If you choose this option, separate Erasmus funding can help with this.
Global Health PEP
If you apply and are accepted onto one of the Global Health Personal Excellence Path (PEP) options, you will need to consider additional flight and living costs.
The hospital you are attached to usually provides accommodation, although this cannot be guaranteed.
You may choose to interrupt your medical studies for one year to study an intercalated degree, which gives you the opportunity to study another subject in depth. This enables you to gain new skills, experience a different kind of course and strengthen your CV.
If you choose to do an intercalated degree, you will need to pay tuition fees for that programme. UK intercalating medical students from the fifth year of study onwards (which may not be Year 5 of the medical course) may be eligible for an NHS bursary, which will contribute a proportion of the tuition fees for the intercalating programme.
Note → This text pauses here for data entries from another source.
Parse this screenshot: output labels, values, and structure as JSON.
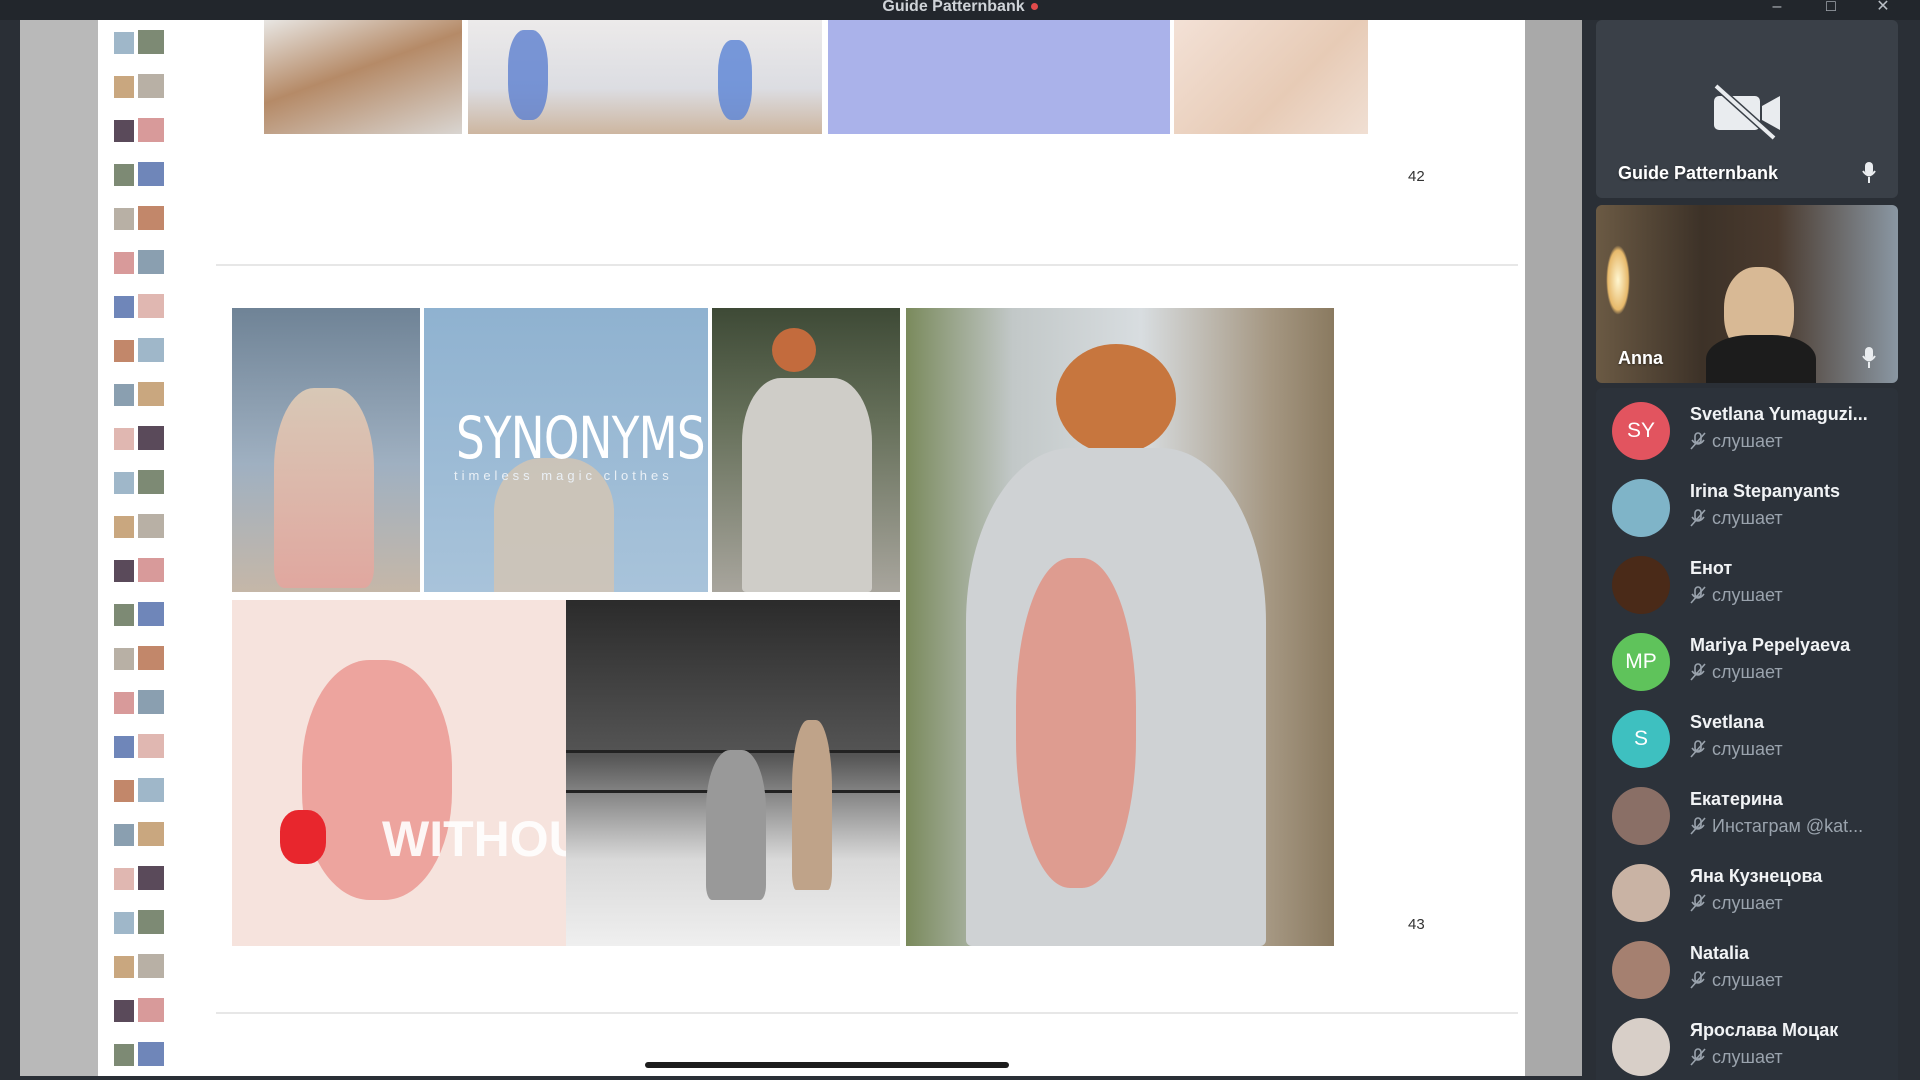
{
  "window": {
    "title": "Guide Patternbank",
    "recording_dot_color": "#e24b4b"
  },
  "document": {
    "page_numbers": [
      "42",
      "43"
    ],
    "slide_text": {
      "brand": "SYNONYMS",
      "tagline": "timeless magic clothes",
      "overlay": "WITHOUT"
    }
  },
  "video_tiles": [
    {
      "name": "Guide Patternbank",
      "camera": "off",
      "icon": "camera-off-icon"
    },
    {
      "name": "Anna",
      "camera": "on"
    }
  ],
  "participants": [
    {
      "initials": "SY",
      "avatar_color": "#e2545f",
      "name": "Svetlana Yumaguzi...",
      "status": "слушает"
    },
    {
      "initials": "",
      "avatar_color": "#7fb4c8",
      "name": "Irina Stepanyants",
      "status": "слушает"
    },
    {
      "initials": "",
      "avatar_color": "#4a2a18",
      "name": "Енот",
      "status": "слушает"
    },
    {
      "initials": "MP",
      "avatar_color": "#5fc35b",
      "name": "Mariya Pepelyaeva",
      "status": "слушает"
    },
    {
      "initials": "S",
      "avatar_color": "#3ec0c0",
      "name": "Svetlana",
      "status": "слушает"
    },
    {
      "initials": "",
      "avatar_color": "#8a6f66",
      "name": "Екатерина",
      "status": "Инстаграм @kat..."
    },
    {
      "initials": "",
      "avatar_color": "#c9b3a4",
      "name": "Яна Кузнецова",
      "status": "слушает"
    },
    {
      "initials": "",
      "avatar_color": "#a58070",
      "name": "Natalia",
      "status": "слушает"
    },
    {
      "initials": "",
      "avatar_color": "#d8cfc8",
      "name": "Ярослава Моцак",
      "status": "слушает"
    }
  ]
}
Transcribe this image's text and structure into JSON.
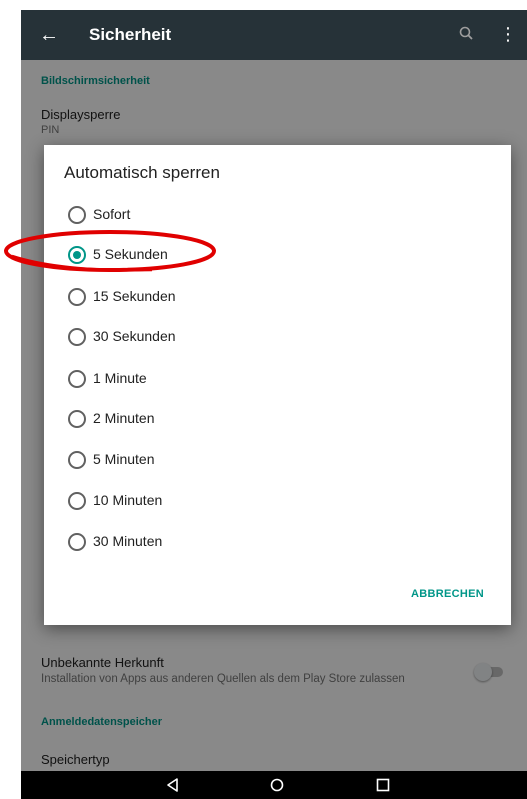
{
  "appbar": {
    "title": "Sicherheit"
  },
  "background": {
    "section_screen": "Bildschirmsicherheit",
    "display_lock_title": "Displaysperre",
    "display_lock_value": "PIN",
    "unknown_sources_title": "Unbekannte Herkunft",
    "unknown_sources_desc": "Installation von Apps aus anderen Quellen als dem Play Store zulassen",
    "unknown_sources_enabled": false,
    "section_credentials": "Anmeldedatenspeicher",
    "storage_type_title": "Speichertyp"
  },
  "dialog": {
    "title": "Automatisch sperren",
    "selected_index": 1,
    "options": [
      {
        "label": "Sofort"
      },
      {
        "label": "5 Sekunden"
      },
      {
        "label": "15 Sekunden"
      },
      {
        "label": "30 Sekunden"
      },
      {
        "label": "1 Minute"
      },
      {
        "label": "2 Minuten"
      },
      {
        "label": "5 Minuten"
      },
      {
        "label": "10 Minuten"
      },
      {
        "label": "30 Minuten"
      }
    ],
    "cancel_label": "ABBRECHEN"
  },
  "icons": {
    "back": "arrow-back-icon",
    "search": "search-icon",
    "more": "more-vert-icon",
    "nav_back": "nav-back-icon",
    "nav_home": "nav-home-icon",
    "nav_recents": "nav-recents-icon"
  },
  "colors": {
    "accent": "#009688",
    "appbar": "#263238",
    "annotation": "#e00000"
  }
}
As there are additional costs associated with any optional element of the programme, you will need to think carefully about whether or not you can afford to take these. It's important to remember that not taking these does not hinder your success in completing the MBChB programme.
There is some financial support available, so try not to be put off by the costs involved with studying medicine.
Most undergraduates are eligible for a maintenance and tuition fee loan, which should help (although mature or graduate students may find this difficult to secure). There are also additional bursaries and scholarships available through the University.
Visit the University website to find out more.
From Year 5 onwards, some students may be eligible for NHS bursaries.
The NHS Business Services Authority (NHS BSA) pays the cost of tuition fees (known as the fees award) and also provides a means-tested amount of money to help eligible medical students with day-to-day living expenses (known as the maintenance bursary).
You can see if you are eligible and calculate approximately how much money you will be awarded on the NHS website.
NHS bursaries are only available to students who have lived in England permanently for at least three years prior to starting their degree.
Information on who is eligible for an NHS bursary and how to apply can be found on the Money4MedStudents website.
Working part-time can be difficult for medical students. With full teaching timetables and a great deal of self-directed learning on top, some medical students, especially in Years 3 to 5, find they don't have enough time for a job and have to prioritise their clinical training.
Many students do, however, successfully work part-time to subsidise costs. The Careers Service website has information on where you can find part-time work.
The University can advise you on costs, or help you with managing your money.
We have a Student Welfare and Professionalism Team who can help you with these matters when you are registered on the programme.
We don't want cost to be a prohibitive factor in applying to study medicine, but we do want potential students to be aware of the additional costs that can sometimes be associated with studying medicine.
Please contact us at email@example.com if you have any queries.
Other useful resources include:
- British Medical Association (BMA) – You can find more information and a guide to student finance on the BMA's website.
- Money4MedStudents – This site provides practical, unbiased information and advice on sources of funding, managing your money and how to borrow sensibly so that you can make your money go further and get the most out of medical school.